Stratemeyer enjoyed the outdoors and often took annual summer trips to the Great Lakes, Lake George, and Lake Champlain with his family. They traveled as far as the west coast and Yosemite. A humble man, he never sought public attention and preferred living a private and quiet life with his family at their home on N. 7th Street in the Roseville section of Newark. His relationships with his daughters was described as "warm", and his daughter Harriet recalled that it was a lively atmosphere growing up.[6]

Stratemeyer was a member of the Roseville Athletic Club and the New Jersey Historical Association.

Stratemeyer died at age 67 in Newark, New Jersey on May 10, 1930, of lobar pneumonia[11] and was buried in Evergreen Cemetery in Hillside, New Jersey.[12] On May 12, 1930, two days after his death, the New York Times reported that his Rover Boys series "had sales exceeding 5,000,000 copies."[6]


He pioneered the book-packaging technique of producing a consistent, long-running series of books using a team of freelance writers. All of the books in the series used the same characters in similar situations. All of the freelance writers, including Mildred Benson, who developed the character of Nancy Drew, were published under a pen name owned by his company.

Through his Stratemeyer Syndicate, founded in 1906, Stratemeyer employed a massive number of editors, copy writers, stenographers, co-authors, and secretaries. With their help, he greatly contributed to a new genre of juvenile fiction.[2] He was responsible for launching several series including[13]
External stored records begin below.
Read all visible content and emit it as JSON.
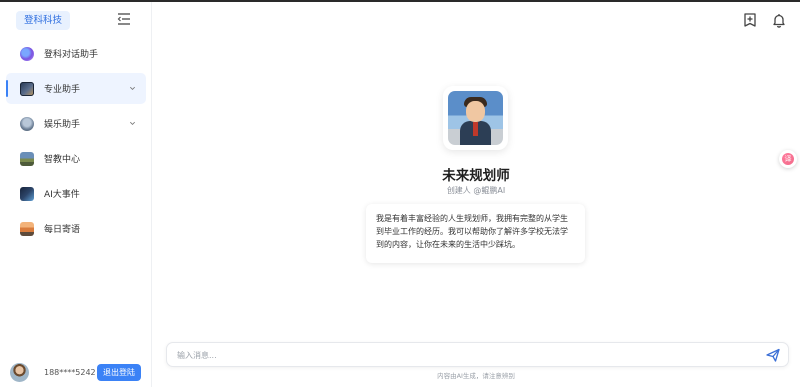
{
  "brand": {
    "label": "登科科技"
  },
  "sidebar": {
    "items": [
      {
        "label": "登科对话助手",
        "icon": "chat-bot-icon",
        "expandable": false,
        "active": false
      },
      {
        "label": "专业助手",
        "icon": "pro-assistant-icon",
        "expandable": true,
        "active": true
      },
      {
        "label": "娱乐助手",
        "icon": "entertainment-icon",
        "expandable": true,
        "active": false
      },
      {
        "label": "智教中心",
        "icon": "education-icon",
        "expandable": false,
        "active": false
      },
      {
        "label": "AI大事件",
        "icon": "ai-events-icon",
        "expandable": false,
        "active": false
      },
      {
        "label": "每日寄语",
        "icon": "daily-quote-icon",
        "expandable": false,
        "active": false
      }
    ]
  },
  "user": {
    "phone": "188****5242",
    "logout_label": "退出登陆"
  },
  "agent": {
    "name": "未来规划师",
    "creator": "创建人 @鲲鹏AI",
    "description": "我是有着丰富经验的人生规划师，我拥有完整的从学生到毕业工作的经历。我可以帮助你了解许多学校无法学到的内容，让你在未来的生活中少踩坑。"
  },
  "input": {
    "placeholder": "输入消息..."
  },
  "footer": {
    "disclaimer": "内容由AI生成，请注意辨别"
  },
  "floating": {
    "label": "译"
  },
  "colors": {
    "accent": "#3b82f6",
    "brand_bg": "#e8f1fe",
    "brand_text": "#2f6fe0"
  }
}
Fictional depictions[edit]

  • Edward Stratemeyer appears in the television series The Young Indiana Jones Chronicles. In the series, Stratemeyer is the father of the fictional Nancy Stratemeyer (Robyn Lively), who dates Indiana Jones in high school. Indiana is shown to be a big fan of Tom Swift, and gives Stratemeyer advice for one of his stories.[14]

See also[edit]
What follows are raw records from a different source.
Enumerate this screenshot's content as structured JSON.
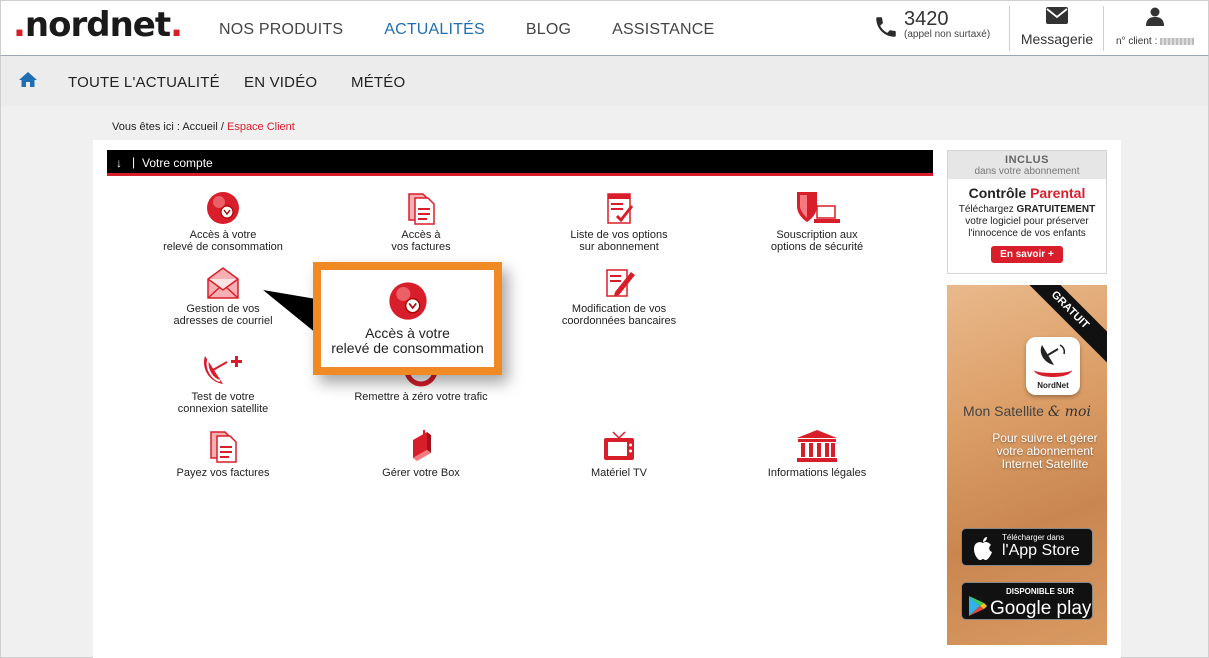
{
  "header": {
    "logo": "nordnet",
    "nav": [
      {
        "label": "NOS PRODUITS",
        "active": false
      },
      {
        "label": "ACTUALITÉS",
        "active": true
      },
      {
        "label": "BLOG",
        "active": false
      },
      {
        "label": "ASSISTANCE",
        "active": false
      }
    ],
    "phone_number": "3420",
    "phone_note": "(appel non surtaxé)",
    "messages_label": "Messagerie",
    "client_label": "n° client :"
  },
  "subnav": {
    "items": [
      "TOUTE L'ACTUALITÉ",
      "EN VIDÉO",
      "MÉTÉO"
    ]
  },
  "breadcrumb": {
    "prefix": "Vous êtes ici :",
    "home": "Accueil",
    "sep": "/",
    "current": "Espace Client"
  },
  "account": {
    "title": "Votre compte",
    "tiles": [
      {
        "line1": "Accès à votre",
        "line2": "relevé de consommation",
        "icon": "meter-icon"
      },
      {
        "line1": "Accès à",
        "line2": "vos factures",
        "icon": "documents-icon"
      },
      {
        "line1": "Liste de vos options",
        "line2": "sur abonnement",
        "icon": "checklist-icon"
      },
      {
        "line1": "Souscription aux",
        "line2": "options de sécurité",
        "icon": "shield-computer-icon"
      },
      {
        "line1": "Gestion de vos",
        "line2": "adresses de courriel",
        "icon": "envelope-icon"
      },
      {
        "line1": "Modification de vos",
        "line2": "coordonnées bancaires",
        "icon": "edit-icon"
      },
      {
        "line1": "Test de votre",
        "line2": "connexion satellite",
        "icon": "satellite-dish-icon"
      },
      {
        "line1": "Remettre à zéro votre trafic",
        "line2": "",
        "icon": "reset-icon"
      },
      {
        "line1": "Payez vos factures",
        "line2": "",
        "icon": "invoice-icon"
      },
      {
        "line1": "Gérer votre Box",
        "line2": "",
        "icon": "router-icon"
      },
      {
        "line1": "Matériel TV",
        "line2": "",
        "icon": "tv-icon"
      },
      {
        "line1": "Informations légales",
        "line2": "",
        "icon": "courthouse-icon"
      }
    ],
    "popup": {
      "line1": "Accès à votre",
      "line2": "relevé de consommation"
    }
  },
  "promo": {
    "badge_line1": "INCLUS",
    "badge_line2": "dans votre abonnement",
    "title_main": "Contrôle",
    "title_accent": "Parental",
    "body_lead": "Téléchargez",
    "body_strong": "GRATUITEMENT",
    "body_rest1": "votre logiciel pour préserver",
    "body_rest2": "l'innocence de vos enfants",
    "button": "En savoir +"
  },
  "ad": {
    "ribbon": "GRATUIT",
    "app_brand": "NordNet",
    "name_plain": "Mon Satellite",
    "name_script": "& moi",
    "copy1": "Pour suivre et gérer",
    "copy2": "votre abonnement",
    "copy3": "Internet Satellite",
    "appstore_small": "Télécharger dans",
    "appstore_big": "l'App Store",
    "gplay_small": "DISPONIBLE SUR",
    "gplay_big": "Google play"
  },
  "colors": {
    "brand_red": "#d81e2a",
    "nav_blue": "#1f6fb2",
    "highlight_orange": "#f08a24"
  }
}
  1. ^ CBS Sunday Morning (September 23, 2016). "Nancy Drew turns 50". YouTube. Archived from the original on September 23, 2022. Retrieved September 23, 2022.
  2. ^ a b Omnibus II (2005). Veritas Press. p. 148.
  3. ^ Omnibus II (2005). Veritas Press, p. 148.
  4. ^ a b "Authors and Illustrators Profiles: Edward L. Stratemeyer". lookingglassreview.com. Retrieved February 9, 2015.
  5. ^ a b O'Rourke, Megan. "Nancy Drew's Father". The New Yorker. Retrieved February 8, 2015.
  6. ^ a b c d e Furlong, Jennifer (August 28, 2014). Hoyt, Giles R. (ed.). "Edward Stratemeyer". Immigrant Entrepreneurship. Vol. 3. German Historical Society. Retrieved May 31, 2016.
  7. ^ a b c "Edward Stratemeyer – Biography and Works. Search Texts, Read Online. Discuss". online-literature.com. Retrieved May 29, 2016.
  8. ^ John A. Dinan in Sports in the Pulp Magazines (via Google Books). p. 66 (1998).
  9. ^ Winfield, Arthur M. "The Rover Boys Series for Young Americans". seriesbooks.info. Retrieved February 8, 2015.
  10. ^ Keeline, James D. "Stratemeyer Syndicate pseudonyms Bobbsey Twins, Tom Swift, Hardy Boys, Nancy Drew". trussel.com. Retrieved February 8, 2015.
  11. ^ "Authors and Illustrators Profiles: Edward L. Stratemeyer". Lookingglassreview. Retrieved February 9, 2015.
  12. ^ Old Burial Grounds of New Jersey: A Guide
  13. ^ Andrews, Dale (August 27, 2013). "The Hardy Boys Mystery". Children's books. Washington: SleuthSayers.
  14. ^ "Princeton, February 1916". The Young Indiana Jones Chronicles. Season 2. Episode 6. March 20, 1993. ABC.

Further reading[edit]

External links[edit]